- Most, but not all, of these pitchers kept the ball in the yard, with four allowing more than one HR per 9 IP during their streaks, including Jose Berrios (1.39) and Jamie Moyer (1.38) and, more surprisingly, Fergie Jenkins (1.08) and Tom Seaver (1.04). Jenkins and Seaver made up for it by keeping runners off the bases, with 5.33 and 5.67 SO/W ratios, respectively, behind only Marichal’s 6.04 and (in Jenkins’ case) Pedro’s 5.39.
A “perfect 10” streak from the start of career is, of course, just a subset of the same streaks coming at any point in a player’s career, of which there have been 278 since 1901, distributed as shown below:
- 6 – Lefty Grove
- 5 – Walter Johnson
- 4 – Christy Mathewson, Dizzy Dean
- 3 – Cy Young, Joe McGinnity, Mordecai Brown, Ed Reulbach, Jesse Haines, Burleigh Grimes, Freddie Fitzsimmons, Dwight Gooden, Clayton Kershaw
- 2 – 45 pitchers
- 1 – 142 pitchers
Some observations on the perfect 10 streaks leaders:
- Three of Walter Johnson’s five streaks were completely contemporaneous, with the Senators’ ace flummoxing the White Sox, Tigers and Highlanders/Yankees from 1912 to 1914.
- Johnson’s achievement closely followed Christy Mathewson doing the same thing in the NL, besting the Reds, Braves and Superbas/Dodgers from 1908 to 1911. But, it wasn’t just Mathewson. Ed Reulbach’s three streaks came against those same three NL opponents and at much the same time, from 1907 to 1909. And, Mordecai Brown had streaks against two of those three (the Reds and Superbas) again at the same time, from 1906 to 1909 (Cincinnati, Boston and Brooklyn together posted exactly one season higher than 5th place from 1906 to 1911, including a last place finish by the Braves in 4 of those 6 years).
- Only obliquely related to his perfect 10 streaks, but noticed that Joe McGinnity is the only pitcher since 1893 to win 20 games in each of his first 8 seasons. Never posted a losing record, and was more than 100 games over .500 for his career. But my favorite McGinnity stat is this one: he started both ends of a double-header three times in 1903, all in the month of August, posting a 6-0 record with 6 CG in those games, while allowing a total of 10 runs. McGinnity compiled 59 WAR in only 10 seasons (he didn’t play his first major league game until age 28, as he left organized ball for three years after marrying), yet was mentioned on only 1 of 37 ballots cast in his Circle of Greats election. What were we thinking?

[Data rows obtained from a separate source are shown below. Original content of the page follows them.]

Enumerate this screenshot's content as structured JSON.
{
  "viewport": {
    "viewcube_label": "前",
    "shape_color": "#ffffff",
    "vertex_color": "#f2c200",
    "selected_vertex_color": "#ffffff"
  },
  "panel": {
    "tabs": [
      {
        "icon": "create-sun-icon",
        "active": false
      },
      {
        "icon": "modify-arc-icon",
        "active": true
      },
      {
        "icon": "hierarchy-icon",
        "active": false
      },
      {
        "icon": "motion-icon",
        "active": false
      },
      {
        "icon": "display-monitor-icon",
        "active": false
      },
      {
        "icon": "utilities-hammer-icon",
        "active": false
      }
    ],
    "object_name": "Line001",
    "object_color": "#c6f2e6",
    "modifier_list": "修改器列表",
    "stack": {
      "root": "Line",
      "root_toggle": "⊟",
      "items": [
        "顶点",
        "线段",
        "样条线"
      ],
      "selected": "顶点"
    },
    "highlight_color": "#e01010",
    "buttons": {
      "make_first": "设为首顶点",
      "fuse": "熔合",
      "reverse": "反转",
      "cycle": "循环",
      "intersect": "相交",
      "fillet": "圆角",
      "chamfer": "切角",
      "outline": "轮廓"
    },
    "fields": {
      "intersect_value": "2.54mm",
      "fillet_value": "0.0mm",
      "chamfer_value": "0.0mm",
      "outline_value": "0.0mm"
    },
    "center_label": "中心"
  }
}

- Dean (Reds), Gooden (Cubs), Grimes (Phillies) and Haines (Phillies) are notable as the only pitchers with two separate streaks against the same opponent.

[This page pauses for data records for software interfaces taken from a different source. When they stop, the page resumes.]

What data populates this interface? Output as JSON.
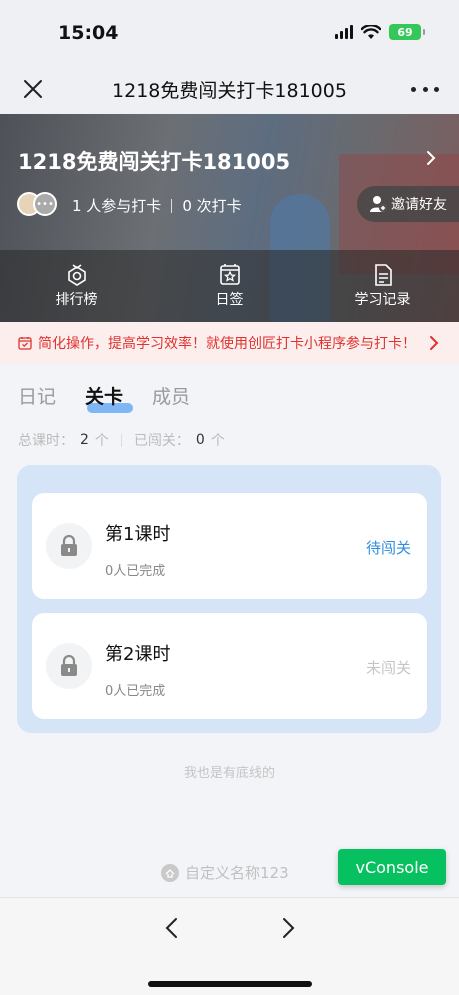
{
  "status_bar": {
    "time": "15:04",
    "battery": "69"
  },
  "nav": {
    "title": "1218免费闯关打卡181005",
    "close_icon": "close-icon",
    "more_icon": "more-icon"
  },
  "hero": {
    "title": "1218免费闯关打卡181005",
    "participants": "1 人参与打卡",
    "checkins": "0 次打卡",
    "invite_label": "邀请好友",
    "actions": [
      {
        "label": "排行榜",
        "icon": "ranking-icon"
      },
      {
        "label": "日签",
        "icon": "daily-sign-icon"
      },
      {
        "label": "学习记录",
        "icon": "study-record-icon"
      }
    ]
  },
  "promo": {
    "text": "简化操作，提高学习效率！就使用创匠打卡小程序参与打卡！"
  },
  "tabs": [
    {
      "label": "日记",
      "active": false
    },
    {
      "label": "关卡",
      "active": true
    },
    {
      "label": "成员",
      "active": false
    }
  ],
  "summary": {
    "total_label": "总课时：",
    "total_value": "2",
    "total_unit": "个",
    "passed_label": "已闯关：",
    "passed_value": "0",
    "passed_unit": "个"
  },
  "lessons": [
    {
      "title": "第1课时",
      "completed": "0人已完成",
      "status": "待闯关"
    },
    {
      "title": "第2课时",
      "completed": "0人已完成",
      "status": "未闯关"
    }
  ],
  "footer": {
    "bottom_line": "我也是有底线的",
    "brand": "自定义名称123",
    "vconsole": "vConsole"
  },
  "colors": {
    "accent_blue": "#2e8de0",
    "promo_red": "#e0332e",
    "vconsole_green": "#07c160"
  }
}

- Cy Young’s three streaks all came, in their entirety, aged 35 and older, the only pitcher with that distinction.
- Freddie Fitzsimmons’ third streak began at age 39, twelve seasons after the start of his second streak; the only larger gap was by Jamie Moyer, with the second of his two streaks beginning at age 43, seventeen years (almost to the day) after the start of his first streak.
The longest unbeaten streaks and most wins and complete games in such streaks are shown below, identifying the pitcher and his streak opponent:
|Longest Unbeaten Streaks as Starter||Most Pitcher Wins||Most Complete Games||Most Consecutive Team Wins|
|26 – Russ Meyer (Cubs)||24 – Carl Mays (Athletics)||23 – Carl Mays (Athletics)||25 – Carl Mays (Athletics)|
|25 – Carl Mays (Athletics)||21 – Christy Mathewson (Cardinals), Wes Ferrell (Browns)||21 – Christy Mathewson (Reds)||24 – Wes Ferrell (Browns)|
|24 – Early Wynn (Browns/Orioles), Wes Ferrell (Browns)||20 – Christy Mathewson (Reds), Pete Donohue (Phillies)||20 – Pete Donohue (Phillies)||22 – Christy Mathewson (Cardinals), Orval Overall (Cardinals)|
|22 – Christy Mathewson (Cardinals), Juan Marichal (Mets), Orval Overall (Cardinals), Pete Donohue (Phillies), Rick Reuschel (Braves)||19 – Charles Bender (Browns), Early Wynn (Browns/Orioles), Orval Overall (Cardinals)||19 – Orval Overall (Cardinals), Wes Ferrell (Browns)||21 – Christy Mathewson (Reds)|
|21 – Christy Mathewson (Reds), Dave McNally (Senators/Rangers), Larry Jackson (Mets)||18 – Larry Jackson (Mets), Lefty Grove (Tigers)||18 – Charles Bender (Browns), Lefty Grove (Tigers)||20 – Lefty Grove (Tigers)|
|20 – Jesse Haines (Phillies), Jim Hearn (Pirates), Jon Lester (Orioles), Lefty Grove (Tigers)||17 – Christy Mathewson (Braves), Dave McNally (Senators/Rangers), Joe McGinnity (Braves), Juan Marichal (Mets), Russ Meyer (Cubs)||17 – Juan Marichal (Mets)||19 – Charles Bender (Browns), Ed Reulbach (Reds)|
Randy Johnson’s streak span of 21 seasons against the Cubs remains, unsurprisingly, the longest of all 278 streaks, with Clayton Kershaw’s 16 seasons (and counting) against the Mets tied for second with Nolan Ryan‘s mastery of the Pirates from 1971 to 1986 (in half of those seasons Ryan was in the AL, with no opportunity to face the Bucs). Jamie Moyer is next with 15 seasons against the Orioles, followed by Andy Pettitte and Adam Wainwright, each with 14 seasons (and counting for Wainwright), against the Royals and Rockies, respectively. Nine more pitchers have streaks spanning at least 10 seasons.
All 30 franchises have endured at least one such streak, ranging from 25 against the Phillies, to one against the Brewers, Blue Jays and Diamondbacks. The most streaks against an expansion franchise are six, against the Mets and Senators/Rangers. The fewest against an original franchise are five, against the Giants and Yankees. Here’s the full list.
- 25 – Phillies
- 24 – Browns/Orioles
- 23 – Athletics, Braves
- 22 – Reds
- 18 – Pirates
- 17 – Tigers
- 15 – Senators/Twins
- 13 – Cardinals
- 11 – Dodgers
- 10 – Red Sox
- 7 – Cubs, White Sox
- 6 – Mets, Guardians, Senators/Rangers
- 5 – Expos/Nationals, Giants, Mariners, Yankees
- 4 – Angels, Astros, Padres, Royals
- 2 – Marlins, Rays, Rockies
- 1 – Blue Jays, Brewers, Diamondbacks
Those interested can find all 287 perfect 10 streaks here. To close, here are superlatives from these streaks, with currently active streaks denoted by an asterisk. Here are the streaks against AL opponents.
And, for the NL opponents.